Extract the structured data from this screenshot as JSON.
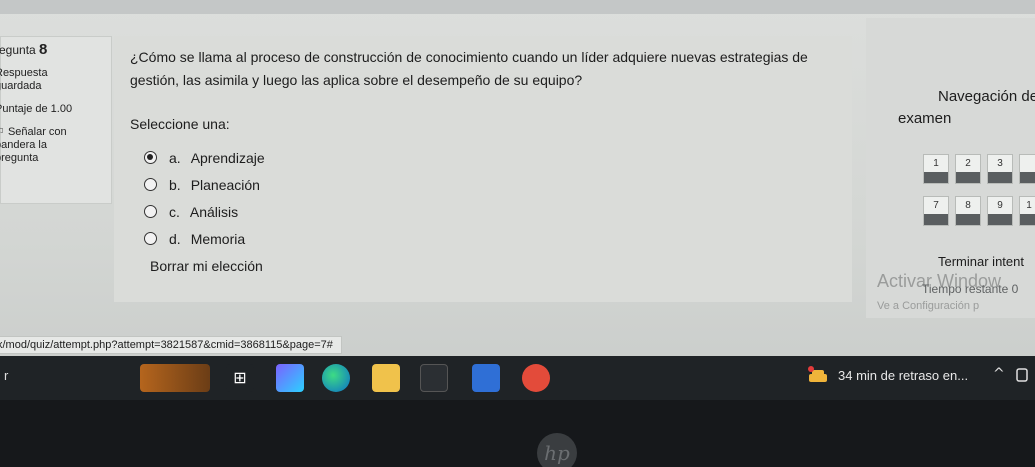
{
  "info": {
    "question_label": "regunta",
    "question_number": "8",
    "status_line1": "Respuesta",
    "status_line2": "guardada",
    "score": "Puntaje de 1.00",
    "flag_line1": "Señalar con",
    "flag_line2": "bandera la",
    "flag_line3": "pregunta"
  },
  "question": {
    "text": "¿Cómo se llama al proceso de construcción de conocimiento cuando un líder adquiere nuevas estrategias de gestión, las asimila y luego las aplica sobre el desempeño de su equipo?",
    "select_one": "Seleccione una:",
    "answers": [
      {
        "letter": "a.",
        "label": "Aprendizaje",
        "checked": true
      },
      {
        "letter": "b.",
        "label": "Planeación",
        "checked": false
      },
      {
        "letter": "c.",
        "label": "Análisis",
        "checked": false
      },
      {
        "letter": "d.",
        "label": "Memoria",
        "checked": false
      }
    ],
    "clear_choice": "Borrar mi elección"
  },
  "navigation": {
    "title_line1": "Navegación der",
    "title_line2": "examen",
    "buttons": [
      "1",
      "2",
      "3",
      "7",
      "8",
      "9",
      "1"
    ],
    "finish": "Terminar intent"
  },
  "overlay": {
    "watermark_line1": "Activar Window",
    "watermark_line2": "Ve a Configuración p",
    "timer": "Tiempo restante 0"
  },
  "statusbar": {
    "url": "x/mod/quiz/attempt.php?attempt=3821587&cmid=3868115&page=7#"
  },
  "taskbar": {
    "search_fragment": "r",
    "notification": "34 min de retraso en...",
    "chevron": "^"
  },
  "brand": "hp"
}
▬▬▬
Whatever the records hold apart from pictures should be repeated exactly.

Extract the structured data from this screenshot as JSON.
{
  "info": {
    "question_label": "regunta",
    "question_number": "8",
    "status_line1": "Respuesta",
    "status_line2": "guardada",
    "score": "Puntaje de 1.00",
    "flag_line1": "Señalar con",
    "flag_line2": "bandera la",
    "flag_line3": "pregunta"
  },
  "question": {
    "text": "¿Cómo se llama al proceso de construcción de conocimiento cuando un líder adquiere nuevas estrategias de gestión, las asimila y luego las aplica sobre el desempeño de su equipo?",
    "select_one": "Seleccione una:",
    "answers": [
      {
        "letter": "a.",
        "label": "Aprendizaje",
        "checked": true
      },
      {
        "letter": "b.",
        "label": "Planeación",
        "checked": false
      },
      {
        "letter": "c.",
        "label": "Análisis",
        "checked": false
      },
      {
        "letter": "d.",
        "label": "Memoria",
        "checked": false
      }
    ],
    "clear_choice": "Borrar mi elección"
  },
  "navigation": {
    "title_line1": "Navegación der",
    "title_line2": "examen",
    "buttons": [
      "1",
      "2",
      "3",
      "7",
      "8",
      "9",
      "1"
    ],
    "finish": "Terminar intent"
  },
  "overlay": {
    "watermark_line1": "Activar Window",
    "watermark_line2": "Ve a Configuración p",
    "timer": "Tiempo restante 0"
  },
  "statusbar": {
    "url": "x/mod/quiz/attempt.php?attempt=3821587&cmid=3868115&page=7#"
  },
  "taskbar": {
    "search_fragment": "r",
    "notification": "34 min de retraso en...",
    "chevron": "^"
  },
  "brand": "hp"
}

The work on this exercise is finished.